City Council committee moves to restrict e-cigarettes

Gregory Conley of Medford, NJ, told a Philadelphia Council committee hearing testimony on bills to restrict e-cigarettes Thursday that a ban on their use in restaurants and other public places would be impossible to enforce. He used this e-cigarette 20 or 25 times while sitting in the back of the room during the hearing, he told them, and no one noticed. (Photo was taken after the hearing.) Photo: Don Sapatkin / staff

A City Council committee approved bills Thursday that would add electronic cigarettes to Philadelphia's smoke-free law and ban sales to minors, joining dozens of states and localities that are trying to slow fast-growing sales of a largely unregulated product in the absence of federal action.

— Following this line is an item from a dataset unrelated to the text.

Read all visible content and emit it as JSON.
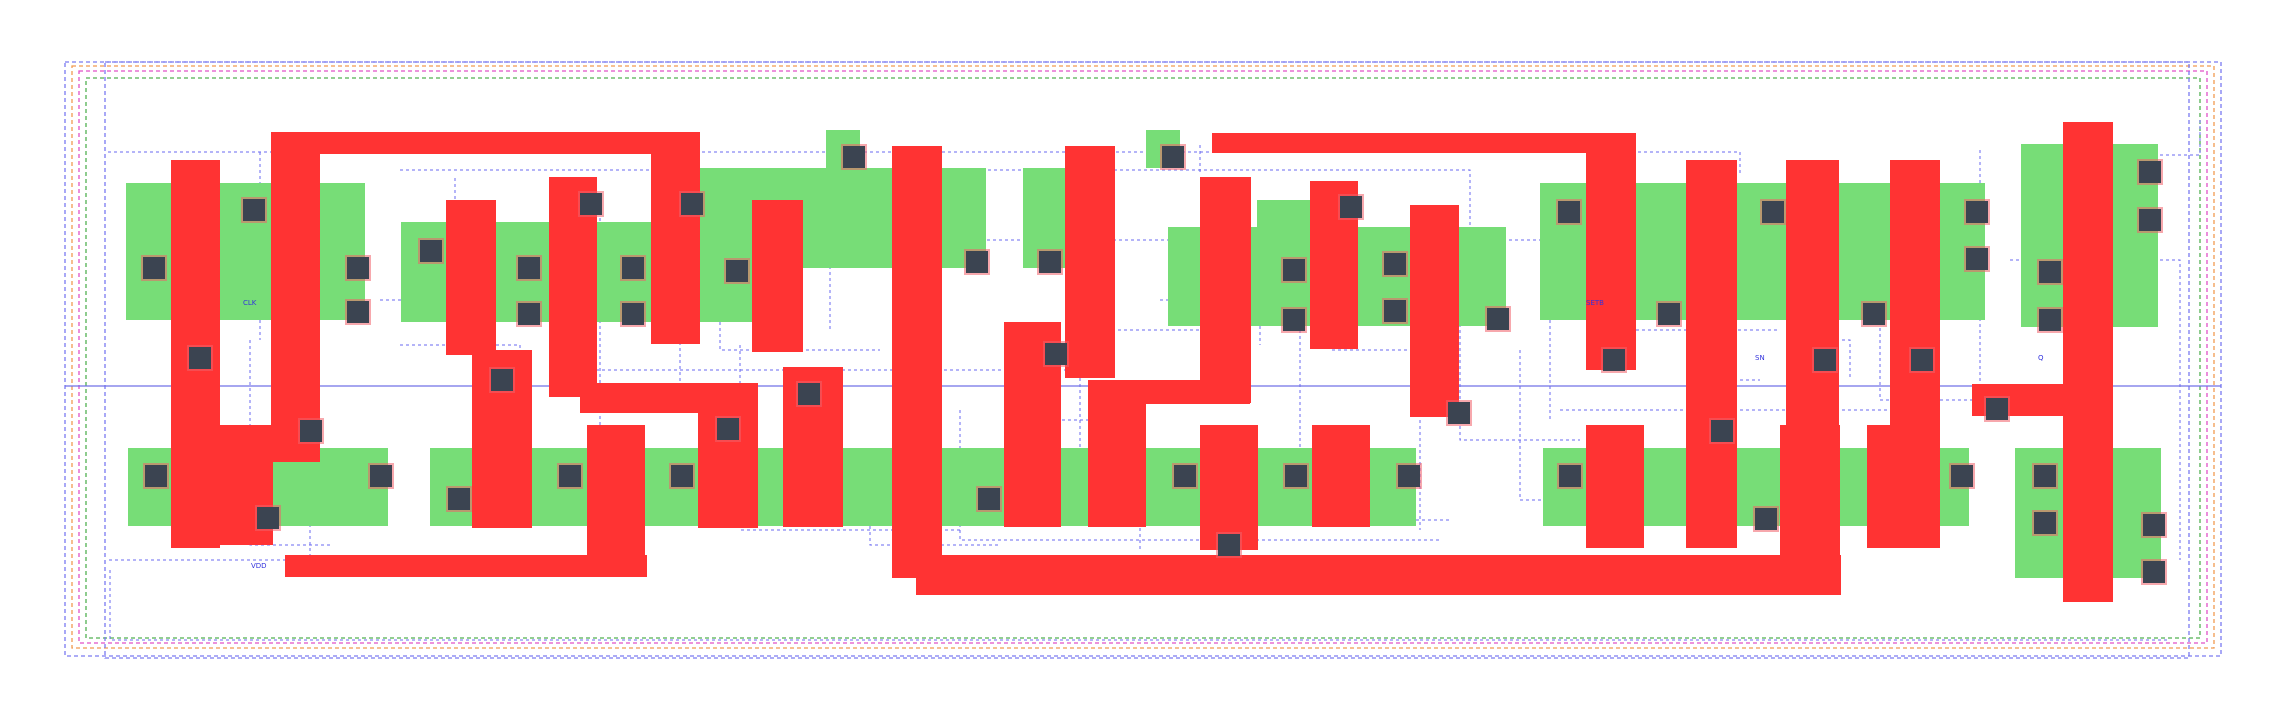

The known dangers of tobacco and the unknown long-term safety of e-cigarettes have split the public health community. Most of the physicians and scientists who testified at City Hall supported a prohibition on sales to minors.

On the question of forcing e-cigarette users to step outside, most local researchers and health officials were strongly in favor. Several other scientists and physicians, some linked to libertarian think tanks, argued that restrictions would, in the words of Gilbert L. Ross, medical director of the New York-based American Council on Science and Health, "send smokers this message: 'Keep on smoking.' "

New Jersey started the trend in 2010, when the state added the devices to its comprehensive smoke-free law and banned sales to minors. At least 25 other states have since prohibited sales to minors; a similar bill is pending in Harrisburg.

But only Utah and North Dakota have picked up the statewide ban. Several big cities have passed their own laws, including New York in December and Los Angeles last week. Philadelphia could act as soon as March 27, said Councilman William K. Greenlee, sponsor of the two bills, each of which passed by voice vote.

"I think the main thing here is, we don't know what is in these devices and we don't know what can be put into them," Greenlee said before the start of the hearing of the Public Health and Human Services Committee.

While regular cigarettes burn tobacco, the new battery-powered devices use electricity to vaporize a liquid that contains nicotine. "Vapers" inhale the vapor to get a nicotine kick similar to tobacco's but without the deadly ash and tar.

The European Parliament two weeks ago opted to treat the devices like regular cigarettes, with lots of warnings and advertising bans. The Food and Drug Administration is expected to decide soon on regulations here.

Most scientists agree that e-cigarettes are safer than tobacco. There is intense disagreement on three areas:

Can e-cigarettes help smokers quit?

Is enough known after just a few years of study to declare them safe?

Will they start nonsmokers, particularly children, down a path to tobacco addiction?

"It's OK for the e-cigarette to occupy a hopeful position in our minds. What is not OK is for that hopefulness to overtake our security in the well-being of our friends and neighbors," Frank T. Leone, director of the University of Pennsylvania's Comprehensive Smoking Treatment Program, testified.

Gregory Conley, who lives in Medford and was representing the National Vapers Club, adamantly disagreed. He also predicted that an e-smoking ban would be impossible to enforce: Vapers could just hold their breath.

Sitting in the back of the room through two hours of testimony, he told the committee, he had used his e-cigarette 20 or 25 times, "and no one noticed."